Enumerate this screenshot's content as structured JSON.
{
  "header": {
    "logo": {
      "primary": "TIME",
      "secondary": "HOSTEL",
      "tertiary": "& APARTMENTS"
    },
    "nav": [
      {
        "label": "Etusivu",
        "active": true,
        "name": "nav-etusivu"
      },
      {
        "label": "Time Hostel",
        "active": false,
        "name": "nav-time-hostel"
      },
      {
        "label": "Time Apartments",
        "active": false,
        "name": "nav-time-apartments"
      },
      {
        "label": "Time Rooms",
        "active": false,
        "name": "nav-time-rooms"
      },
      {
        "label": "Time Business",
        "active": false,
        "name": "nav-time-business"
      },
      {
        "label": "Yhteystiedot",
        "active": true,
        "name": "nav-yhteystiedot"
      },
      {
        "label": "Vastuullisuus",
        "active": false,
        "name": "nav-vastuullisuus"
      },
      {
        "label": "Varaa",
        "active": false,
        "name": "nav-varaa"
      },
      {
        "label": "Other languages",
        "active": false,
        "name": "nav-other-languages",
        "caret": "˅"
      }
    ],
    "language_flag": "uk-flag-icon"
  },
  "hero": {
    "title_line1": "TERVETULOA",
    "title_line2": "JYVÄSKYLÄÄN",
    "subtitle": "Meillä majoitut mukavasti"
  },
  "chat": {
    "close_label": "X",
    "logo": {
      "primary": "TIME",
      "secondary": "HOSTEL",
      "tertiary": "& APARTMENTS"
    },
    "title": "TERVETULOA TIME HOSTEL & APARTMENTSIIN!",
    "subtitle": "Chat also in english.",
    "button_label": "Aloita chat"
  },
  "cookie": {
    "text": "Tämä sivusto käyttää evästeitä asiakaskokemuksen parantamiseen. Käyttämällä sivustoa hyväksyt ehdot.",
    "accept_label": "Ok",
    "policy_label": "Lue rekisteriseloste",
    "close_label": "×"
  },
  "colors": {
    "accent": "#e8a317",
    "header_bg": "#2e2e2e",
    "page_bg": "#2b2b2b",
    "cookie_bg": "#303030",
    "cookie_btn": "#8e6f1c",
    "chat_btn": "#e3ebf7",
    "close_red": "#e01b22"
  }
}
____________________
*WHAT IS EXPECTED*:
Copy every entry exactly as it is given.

*ANSWER TO THIS EXERCISE*:
Enumerate this screenshot's content as structured JSON.
{
  "header": {
    "logo": {
      "primary": "TIME",
      "secondary": "HOSTEL",
      "tertiary": "& APARTMENTS"
    },
    "nav": [
      {
        "label": "Etusivu",
        "active": true,
        "name": "nav-etusivu"
      },
      {
        "label": "Time Hostel",
        "active": false,
        "name": "nav-time-hostel"
      },
      {
        "label": "Time Apartments",
        "active": false,
        "name": "nav-time-apartments"
      },
      {
        "label": "Time Rooms",
        "active": false,
        "name": "nav-time-rooms"
      },
      {
        "label": "Time Business",
        "active": false,
        "name": "nav-time-business"
      },
      {
        "label": "Yhteystiedot",
        "active": true,
        "name": "nav-yhteystiedot"
      },
      {
        "label": "Vastuullisuus",
        "active": false,
        "name": "nav-vastuullisuus"
      },
      {
        "label": "Varaa",
        "active": false,
        "name": "nav-varaa"
      },
      {
        "label": "Other languages",
        "active": false,
        "name": "nav-other-languages",
        "caret": "˅"
      }
    ],
    "language_flag": "uk-flag-icon"
  },
  "hero": {
    "title_line1": "TERVETULOA",
    "title_line2": "JYVÄSKYLÄÄN",
    "subtitle": "Meillä majoitut mukavasti"
  },
  "chat": {
    "close_label": "X",
    "logo": {
      "primary": "TIME",
      "secondary": "HOSTEL",
      "tertiary": "& APARTMENTS"
    },
    "title": "TERVETULOA TIME HOSTEL & APARTMENTSIIN!",
    "subtitle": "Chat also in english.",
    "button_label": "Aloita chat"
  },
  "cookie": {
    "text": "Tämä sivusto käyttää evästeitä asiakaskokemuksen parantamiseen. Käyttämällä sivustoa hyväksyt ehdot.",
    "accept_label": "Ok",
    "policy_label": "Lue rekisteriseloste",
    "close_label": "×"
  },
  "colors": {
    "accent": "#e8a317",
    "header_bg": "#2e2e2e",
    "page_bg": "#2b2b2b",
    "cookie_bg": "#303030",
    "cookie_btn": "#8e6f1c",
    "chat_btn": "#e3ebf7",
    "close_red": "#e01b22"
  }
}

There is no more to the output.